Work instructions
Return all lines from the listing below in which the string "Nintendo" occurs.

Input data
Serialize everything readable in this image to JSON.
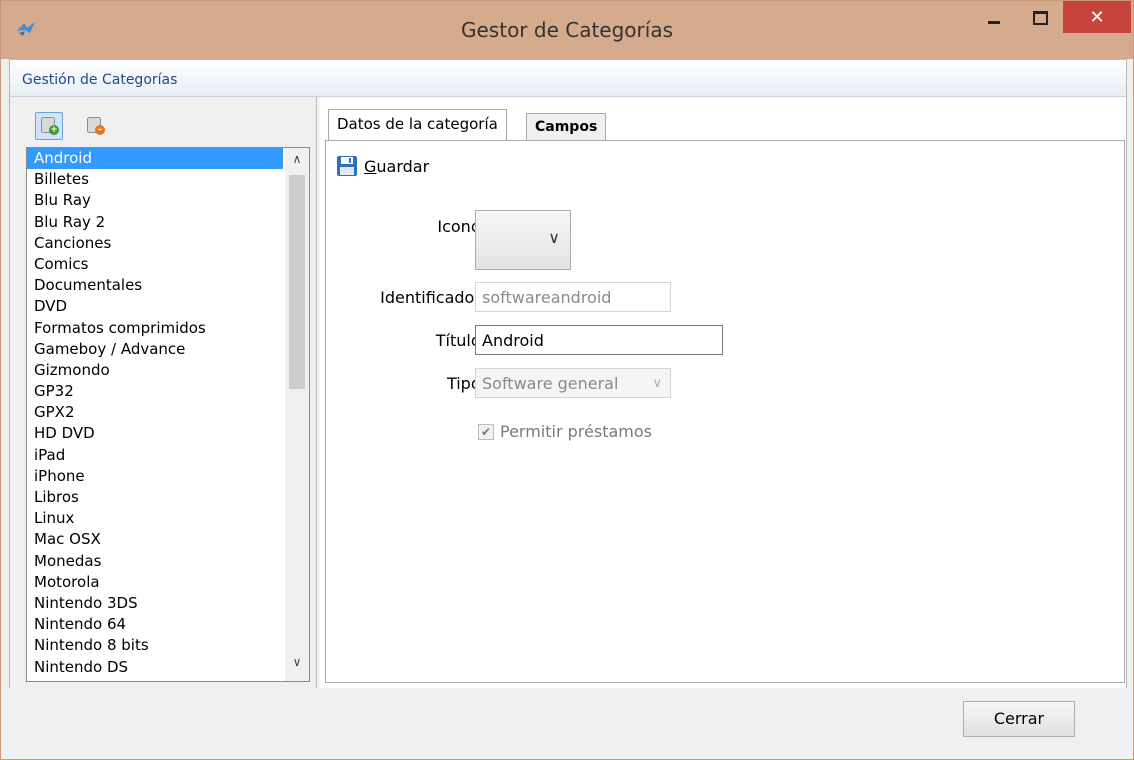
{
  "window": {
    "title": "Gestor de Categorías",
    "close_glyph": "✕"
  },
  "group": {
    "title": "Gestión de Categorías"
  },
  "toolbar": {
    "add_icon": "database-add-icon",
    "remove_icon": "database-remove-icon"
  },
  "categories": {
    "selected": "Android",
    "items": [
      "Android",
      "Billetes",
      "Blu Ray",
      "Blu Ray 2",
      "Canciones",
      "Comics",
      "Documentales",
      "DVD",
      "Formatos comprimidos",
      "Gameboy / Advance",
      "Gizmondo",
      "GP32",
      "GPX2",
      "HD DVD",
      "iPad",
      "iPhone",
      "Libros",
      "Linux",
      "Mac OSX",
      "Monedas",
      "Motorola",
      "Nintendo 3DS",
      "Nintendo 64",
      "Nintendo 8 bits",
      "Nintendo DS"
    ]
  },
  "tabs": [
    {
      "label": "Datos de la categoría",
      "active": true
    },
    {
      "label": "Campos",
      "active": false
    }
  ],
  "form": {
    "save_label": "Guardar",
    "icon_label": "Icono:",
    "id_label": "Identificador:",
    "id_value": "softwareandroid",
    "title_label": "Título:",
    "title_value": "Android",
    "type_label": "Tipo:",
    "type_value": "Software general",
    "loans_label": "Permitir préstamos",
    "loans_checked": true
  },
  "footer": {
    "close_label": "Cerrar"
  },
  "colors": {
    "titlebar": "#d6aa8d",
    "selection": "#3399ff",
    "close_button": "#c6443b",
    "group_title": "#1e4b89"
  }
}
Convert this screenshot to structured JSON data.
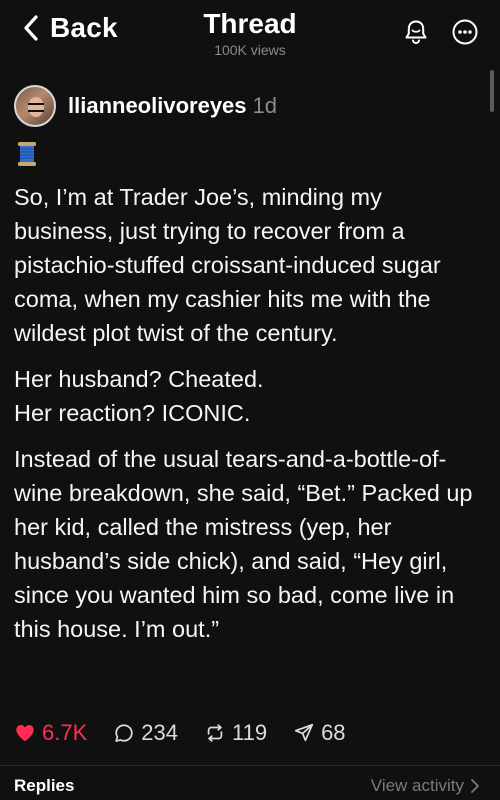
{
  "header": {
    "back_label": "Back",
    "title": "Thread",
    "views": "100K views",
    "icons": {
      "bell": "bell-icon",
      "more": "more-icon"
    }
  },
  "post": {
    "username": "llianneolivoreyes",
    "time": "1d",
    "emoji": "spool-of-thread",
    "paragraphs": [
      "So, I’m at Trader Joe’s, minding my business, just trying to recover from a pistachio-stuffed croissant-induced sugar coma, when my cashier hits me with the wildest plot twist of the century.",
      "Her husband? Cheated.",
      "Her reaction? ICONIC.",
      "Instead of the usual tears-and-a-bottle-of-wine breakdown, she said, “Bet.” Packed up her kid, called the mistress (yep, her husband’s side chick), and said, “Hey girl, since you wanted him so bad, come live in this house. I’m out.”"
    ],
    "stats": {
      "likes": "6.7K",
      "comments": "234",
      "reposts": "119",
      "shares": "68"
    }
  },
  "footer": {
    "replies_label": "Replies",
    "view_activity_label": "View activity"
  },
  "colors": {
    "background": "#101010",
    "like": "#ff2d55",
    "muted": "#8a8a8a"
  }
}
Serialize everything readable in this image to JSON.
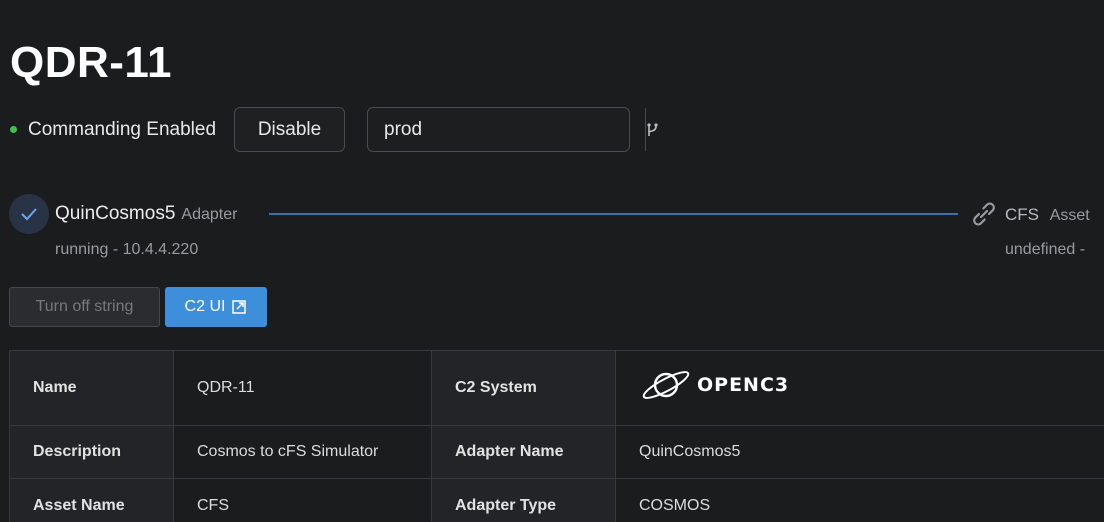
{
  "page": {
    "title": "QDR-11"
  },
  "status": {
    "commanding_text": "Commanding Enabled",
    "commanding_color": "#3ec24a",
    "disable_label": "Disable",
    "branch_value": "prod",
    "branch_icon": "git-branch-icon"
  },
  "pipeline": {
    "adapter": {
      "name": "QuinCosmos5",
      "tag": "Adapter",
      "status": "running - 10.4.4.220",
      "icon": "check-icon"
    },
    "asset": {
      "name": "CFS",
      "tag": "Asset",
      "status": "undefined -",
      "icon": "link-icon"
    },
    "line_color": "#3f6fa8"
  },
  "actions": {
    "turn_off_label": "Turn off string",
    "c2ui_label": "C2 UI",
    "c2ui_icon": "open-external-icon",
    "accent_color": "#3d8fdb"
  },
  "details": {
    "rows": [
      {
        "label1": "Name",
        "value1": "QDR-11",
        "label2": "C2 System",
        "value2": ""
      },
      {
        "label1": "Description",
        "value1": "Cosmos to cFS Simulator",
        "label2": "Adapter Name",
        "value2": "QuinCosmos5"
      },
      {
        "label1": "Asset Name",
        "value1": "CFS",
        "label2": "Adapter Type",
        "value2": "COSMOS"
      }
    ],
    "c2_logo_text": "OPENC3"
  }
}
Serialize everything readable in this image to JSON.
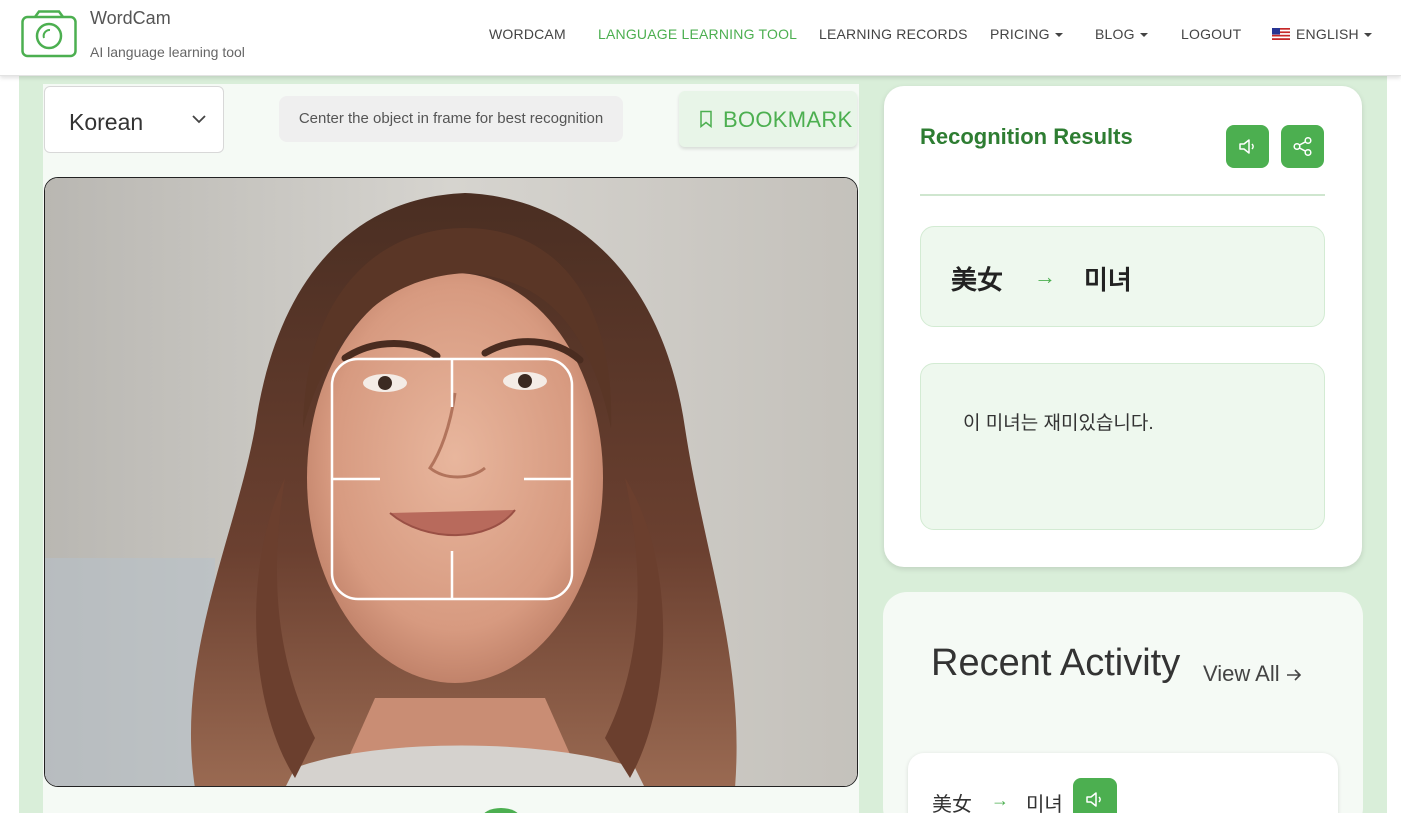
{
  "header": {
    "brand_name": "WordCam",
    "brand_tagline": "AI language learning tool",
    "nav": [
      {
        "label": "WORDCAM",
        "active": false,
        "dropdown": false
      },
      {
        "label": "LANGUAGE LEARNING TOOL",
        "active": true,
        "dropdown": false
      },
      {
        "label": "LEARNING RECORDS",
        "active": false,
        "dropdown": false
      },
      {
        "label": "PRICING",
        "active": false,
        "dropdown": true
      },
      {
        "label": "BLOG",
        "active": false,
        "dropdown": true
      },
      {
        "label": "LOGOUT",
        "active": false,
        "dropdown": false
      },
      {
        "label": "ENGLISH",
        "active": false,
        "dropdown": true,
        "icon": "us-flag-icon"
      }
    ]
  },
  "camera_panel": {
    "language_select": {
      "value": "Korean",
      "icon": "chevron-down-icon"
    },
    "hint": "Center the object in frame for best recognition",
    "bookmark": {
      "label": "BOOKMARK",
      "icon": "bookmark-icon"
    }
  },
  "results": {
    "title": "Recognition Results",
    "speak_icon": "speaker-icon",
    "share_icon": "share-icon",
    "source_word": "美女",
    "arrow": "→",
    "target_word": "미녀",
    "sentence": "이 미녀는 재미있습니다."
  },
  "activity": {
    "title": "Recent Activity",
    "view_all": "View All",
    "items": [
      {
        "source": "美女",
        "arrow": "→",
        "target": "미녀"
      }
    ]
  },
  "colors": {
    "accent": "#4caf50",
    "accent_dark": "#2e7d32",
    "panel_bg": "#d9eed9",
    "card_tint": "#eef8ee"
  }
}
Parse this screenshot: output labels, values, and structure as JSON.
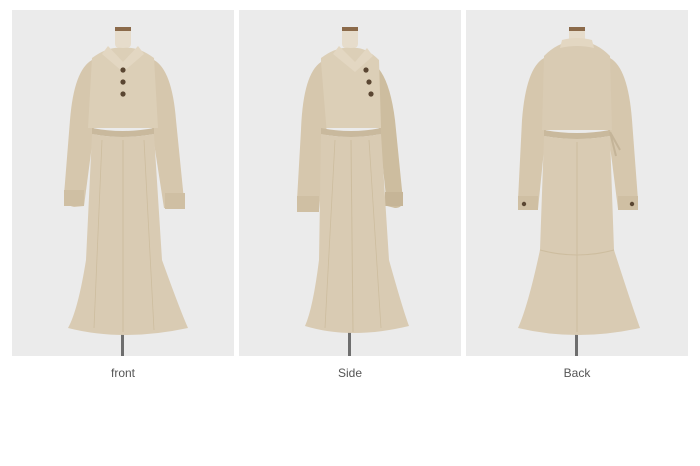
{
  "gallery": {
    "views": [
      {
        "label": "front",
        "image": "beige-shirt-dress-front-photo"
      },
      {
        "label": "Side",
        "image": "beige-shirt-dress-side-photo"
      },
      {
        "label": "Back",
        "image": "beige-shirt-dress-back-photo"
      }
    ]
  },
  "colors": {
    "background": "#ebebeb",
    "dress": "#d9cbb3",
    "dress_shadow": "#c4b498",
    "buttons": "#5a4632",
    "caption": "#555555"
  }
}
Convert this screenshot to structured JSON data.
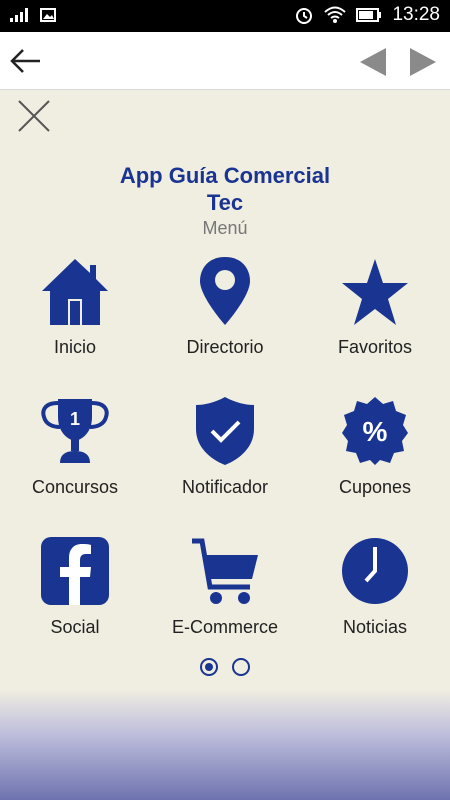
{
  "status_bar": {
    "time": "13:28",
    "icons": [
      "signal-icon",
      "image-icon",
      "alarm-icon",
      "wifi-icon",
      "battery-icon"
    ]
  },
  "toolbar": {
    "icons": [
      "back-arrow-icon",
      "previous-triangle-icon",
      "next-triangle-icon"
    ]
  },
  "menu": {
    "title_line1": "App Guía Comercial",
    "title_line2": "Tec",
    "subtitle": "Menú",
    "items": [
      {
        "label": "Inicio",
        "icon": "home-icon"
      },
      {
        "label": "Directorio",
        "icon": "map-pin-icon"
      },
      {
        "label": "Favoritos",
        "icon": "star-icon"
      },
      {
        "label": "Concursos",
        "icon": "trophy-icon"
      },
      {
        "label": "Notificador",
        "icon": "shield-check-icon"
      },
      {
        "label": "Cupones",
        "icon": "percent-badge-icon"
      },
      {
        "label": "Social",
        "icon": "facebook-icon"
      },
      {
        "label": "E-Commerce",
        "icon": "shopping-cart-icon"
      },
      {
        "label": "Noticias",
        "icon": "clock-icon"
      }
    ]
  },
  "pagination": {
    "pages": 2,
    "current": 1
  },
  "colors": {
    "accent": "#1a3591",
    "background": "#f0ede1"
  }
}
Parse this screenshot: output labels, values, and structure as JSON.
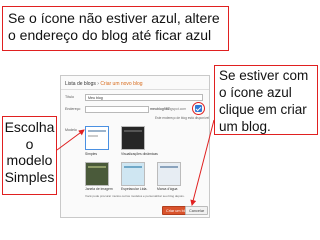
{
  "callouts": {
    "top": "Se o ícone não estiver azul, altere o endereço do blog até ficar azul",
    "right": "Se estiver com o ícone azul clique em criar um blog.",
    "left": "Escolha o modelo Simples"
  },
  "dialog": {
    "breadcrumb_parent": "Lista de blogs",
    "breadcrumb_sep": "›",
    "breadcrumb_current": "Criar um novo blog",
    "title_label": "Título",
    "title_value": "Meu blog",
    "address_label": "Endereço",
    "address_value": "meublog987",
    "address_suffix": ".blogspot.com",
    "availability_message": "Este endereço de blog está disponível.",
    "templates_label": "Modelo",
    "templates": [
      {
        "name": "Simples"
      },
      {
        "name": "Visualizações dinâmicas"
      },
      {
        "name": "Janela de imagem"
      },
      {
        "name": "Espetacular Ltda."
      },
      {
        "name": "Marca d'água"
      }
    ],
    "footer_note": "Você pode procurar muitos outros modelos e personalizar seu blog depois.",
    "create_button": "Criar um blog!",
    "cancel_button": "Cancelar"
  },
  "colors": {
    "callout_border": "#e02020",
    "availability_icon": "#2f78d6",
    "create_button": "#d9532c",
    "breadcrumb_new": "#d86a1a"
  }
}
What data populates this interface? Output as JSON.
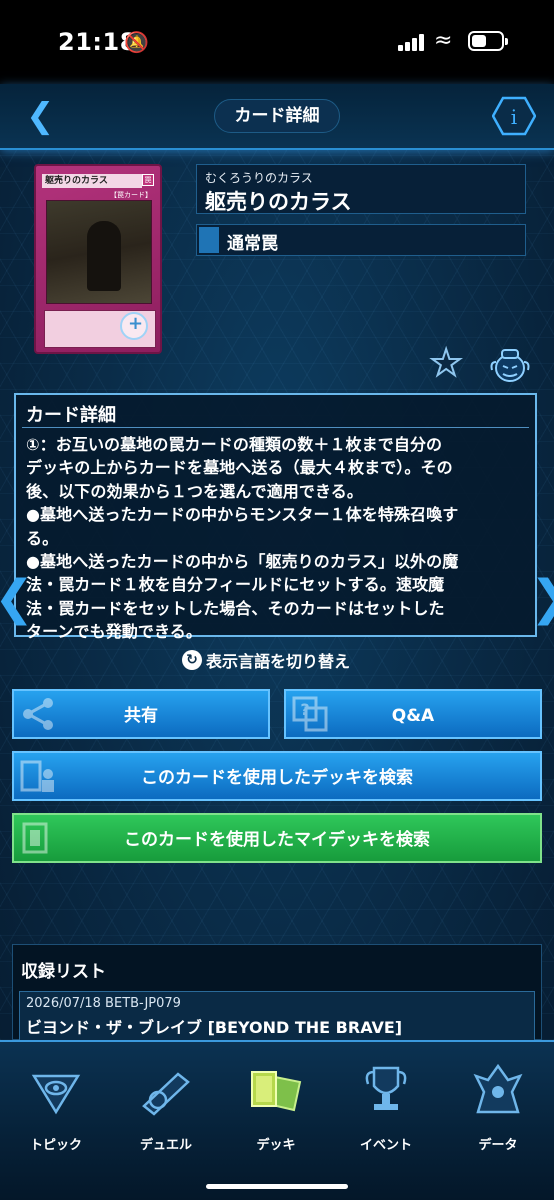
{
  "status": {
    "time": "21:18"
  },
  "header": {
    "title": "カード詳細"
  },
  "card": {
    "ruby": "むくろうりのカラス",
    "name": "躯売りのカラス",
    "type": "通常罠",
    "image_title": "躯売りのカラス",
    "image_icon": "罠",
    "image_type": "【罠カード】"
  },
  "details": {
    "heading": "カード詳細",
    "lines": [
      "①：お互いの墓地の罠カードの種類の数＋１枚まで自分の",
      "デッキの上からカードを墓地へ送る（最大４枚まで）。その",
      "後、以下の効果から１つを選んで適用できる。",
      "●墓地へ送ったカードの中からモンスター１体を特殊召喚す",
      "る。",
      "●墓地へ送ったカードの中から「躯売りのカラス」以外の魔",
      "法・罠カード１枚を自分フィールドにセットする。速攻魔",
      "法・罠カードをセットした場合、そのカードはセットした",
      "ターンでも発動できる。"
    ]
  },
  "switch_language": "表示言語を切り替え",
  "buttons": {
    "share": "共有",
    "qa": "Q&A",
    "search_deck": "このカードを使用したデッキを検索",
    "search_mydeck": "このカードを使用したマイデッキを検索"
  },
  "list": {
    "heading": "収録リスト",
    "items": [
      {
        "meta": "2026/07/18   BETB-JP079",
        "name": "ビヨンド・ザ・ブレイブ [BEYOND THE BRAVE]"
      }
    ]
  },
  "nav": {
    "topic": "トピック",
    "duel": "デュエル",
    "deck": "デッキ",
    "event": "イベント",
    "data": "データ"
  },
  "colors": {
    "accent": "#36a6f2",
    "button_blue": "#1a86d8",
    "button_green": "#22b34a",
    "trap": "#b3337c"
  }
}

Exercise output
      "Nintendo 3DS",
      "Nintendo 64",
      "Nintendo 8 bits",
      "Nintendo DS"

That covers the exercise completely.